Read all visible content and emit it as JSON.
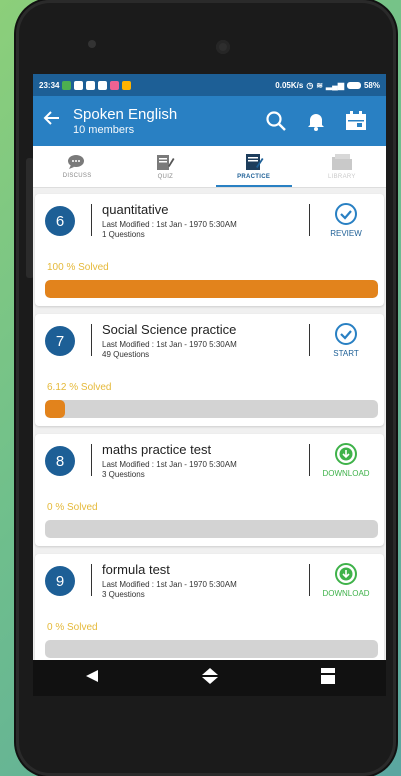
{
  "status_bar": {
    "time": "23:34",
    "speed": "0.05K/s",
    "battery": "58%"
  },
  "appbar": {
    "title": "Spoken English",
    "subtitle": "10 members"
  },
  "tabs": [
    {
      "label": "DISCUSS"
    },
    {
      "label": "QUIZ"
    },
    {
      "label": "PRACTICE"
    },
    {
      "label": "LIBRARY"
    }
  ],
  "cards": [
    {
      "number": "6",
      "name": "quantitative",
      "modified": "Last Modified : 1st Jan - 1970 5:30AM",
      "questions": "1 Questions",
      "action": "REVIEW",
      "solved": "100 % Solved",
      "progress": 100
    },
    {
      "number": "7",
      "name": "Social Science practice",
      "modified": "Last Modified : 1st Jan - 1970 5:30AM",
      "questions": "49 Questions",
      "action": "START",
      "solved": "6.12 % Solved",
      "progress": 6.12
    },
    {
      "number": "8",
      "name": "maths practice test",
      "modified": "Last Modified : 1st Jan - 1970 5:30AM",
      "questions": "3 Questions",
      "action": "DOWNLOAD",
      "solved": "0 % Solved",
      "progress": 0
    },
    {
      "number": "9",
      "name": "formula test",
      "modified": "Last Modified : 1st Jan - 1970 5:30AM",
      "questions": "3 Questions",
      "action": "DOWNLOAD",
      "solved": "0 % Solved",
      "progress": 0
    }
  ],
  "colors": {
    "primary": "#2980c3",
    "dark": "#1d5f96",
    "progress": "#e2831c",
    "download": "#3fb24a",
    "solved": "#e5b93a"
  }
}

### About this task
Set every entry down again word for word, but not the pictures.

### Worked solution
Read all visible content and emit it as JSON.
{
  "status_bar": {
    "time": "23:34",
    "speed": "0.05K/s",
    "battery": "58%"
  },
  "appbar": {
    "title": "Spoken English",
    "subtitle": "10 members"
  },
  "tabs": [
    {
      "label": "DISCUSS"
    },
    {
      "label": "QUIZ"
    },
    {
      "label": "PRACTICE"
    },
    {
      "label": "LIBRARY"
    }
  ],
  "cards": [
    {
      "number": "6",
      "name": "quantitative",
      "modified": "Last Modified : 1st Jan - 1970 5:30AM",
      "questions": "1 Questions",
      "action": "REVIEW",
      "solved": "100 % Solved",
      "progress": 100
    },
    {
      "number": "7",
      "name": "Social Science practice",
      "modified": "Last Modified : 1st Jan - 1970 5:30AM",
      "questions": "49 Questions",
      "action": "START",
      "solved": "6.12 % Solved",
      "progress": 6.12
    },
    {
      "number": "8",
      "name": "maths practice test",
      "modified": "Last Modified : 1st Jan - 1970 5:30AM",
      "questions": "3 Questions",
      "action": "DOWNLOAD",
      "solved": "0 % Solved",
      "progress": 0
    },
    {
      "number": "9",
      "name": "formula test",
      "modified": "Last Modified : 1st Jan - 1970 5:30AM",
      "questions": "3 Questions",
      "action": "DOWNLOAD",
      "solved": "0 % Solved",
      "progress": 0
    }
  ],
  "colors": {
    "primary": "#2980c3",
    "dark": "#1d5f96",
    "progress": "#e2831c",
    "download": "#3fb24a",
    "solved": "#e5b93a"
  }
}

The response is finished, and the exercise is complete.